Standby notwithstanding, your duty time and your FDP start at report at home base in the case you are illustrating. The FDP finishes on blocks at last sector's end. Duty time finishes usually 30 min later, depending on your company's agreement with CAA.

Pigsfly
13th Mar 2006, 13:45
Ahhh you see its none of the CAA`s biz in this case. As Ryanair is operating on the Irish register at present, with plans to go to a former Eastern Block (Latvian) Register.

Ain`t no one in the IAA or Irish Govt. to crack the whip at M.O.L and take him to task on any of his antics. Why? Heck I dunno.

Arkroyal
13th Mar 2006, 14:40
Indeed, pigs

And isn't it a pity that an airline whose biggest base is in the UK isn't answerable to the CAA.

Shame on them that they don't take a closer interest.

GEENY
13th Mar 2006, 14:44
JAR OPS 1 Subpart Q is still left to the National Authorities to play with, hence the "Catch as U can" Circus. In Italy it took a legal action to force the CAA to enforce their own rules on airlines and it is still not working. European Disunion and that....
From today's atwonline:
"European Council last week formally closed the first reading on the new EU-OPS Regulation, which seeks to integrate technical requirements and administrative procedures in the field of civil aviation. EU-OPS includes harmonizing flight time limitations across Europe, setting a minimum FTL level directly applicable to all EU countries. The European Cockpit Assn., representing 34,000 pilots, is calling for safety improvements and swift revision of the text while recognizing EU-OPS as "a first step towards a safety-based level playing field in Europe." ECA argues that safety risks caused by pilot fatigue are not addressed sufficiently in the Council's Common Position. The second reading will start later this month when the European Parliament examines the proposed legislation. The EP has a maximum of 3-4 months to conclude the second reading."


by Cathy Buyck

overlord
15th Mar 2006, 05:43
Whatever....
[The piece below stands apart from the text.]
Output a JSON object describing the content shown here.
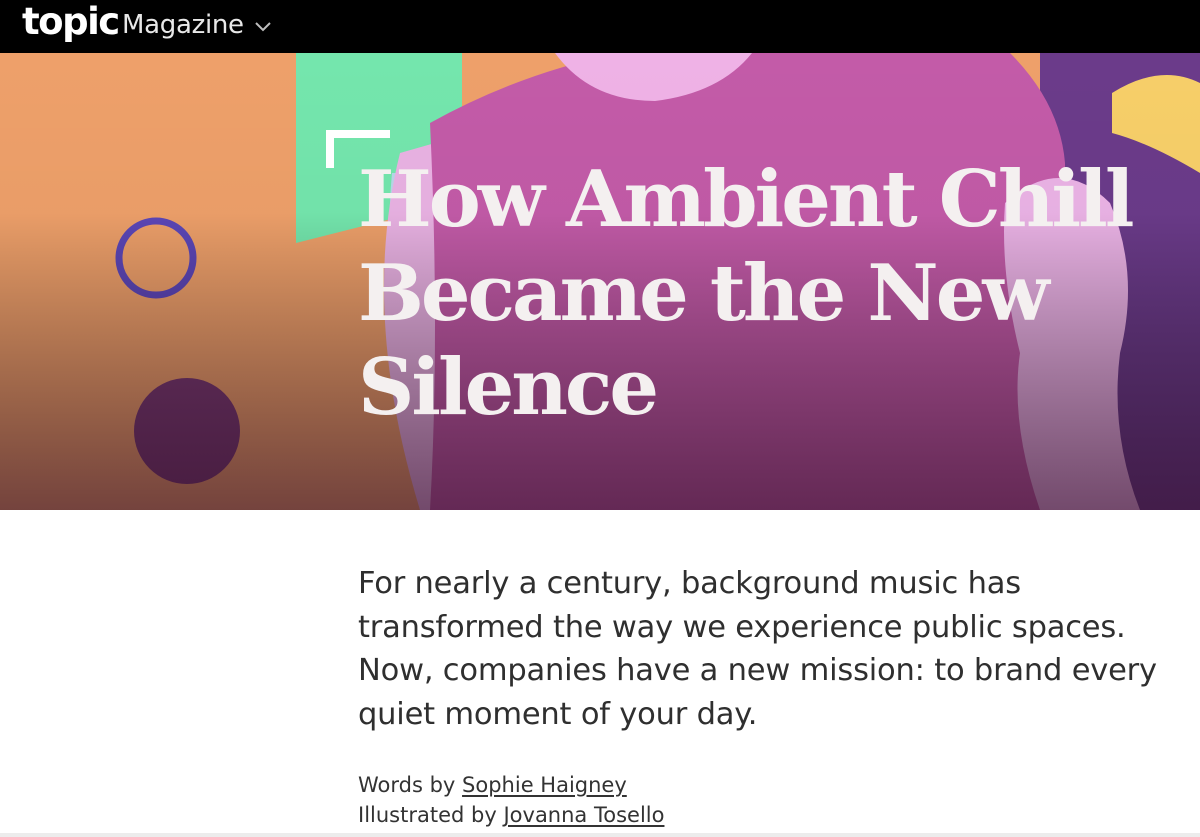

New FAA Flight Time and Duty Time rules expected to be published some time this summer.

According to my source at FAA the FAR revision will include a "flow chart" so as to eliminate any confusion. Also, the FAA will begin hardcore enforcement of flight/duty time limitations. Finally, thank God.

Hopefully this will eliminate the dreaded "delay due to unforseen circumstances", "freight delay", "passenger delay", "wx delay", "mx delay" clause so often pushed upon us by management.

OL

superpilut
15th Mar 2006, 07:33
unforseen circumstances:}
Gotta love that one.

sky9
15th Mar 2006, 17:27
Do the IAA do check rides, in which case have they not noticed that preparing for 4 sectors in 10 minutes ( 25 mins at the aircraft + 10 minutes for security and walking to the aircraft) is clearly unreasonable?
Or do they operate on the "3 monkeys" philosophy?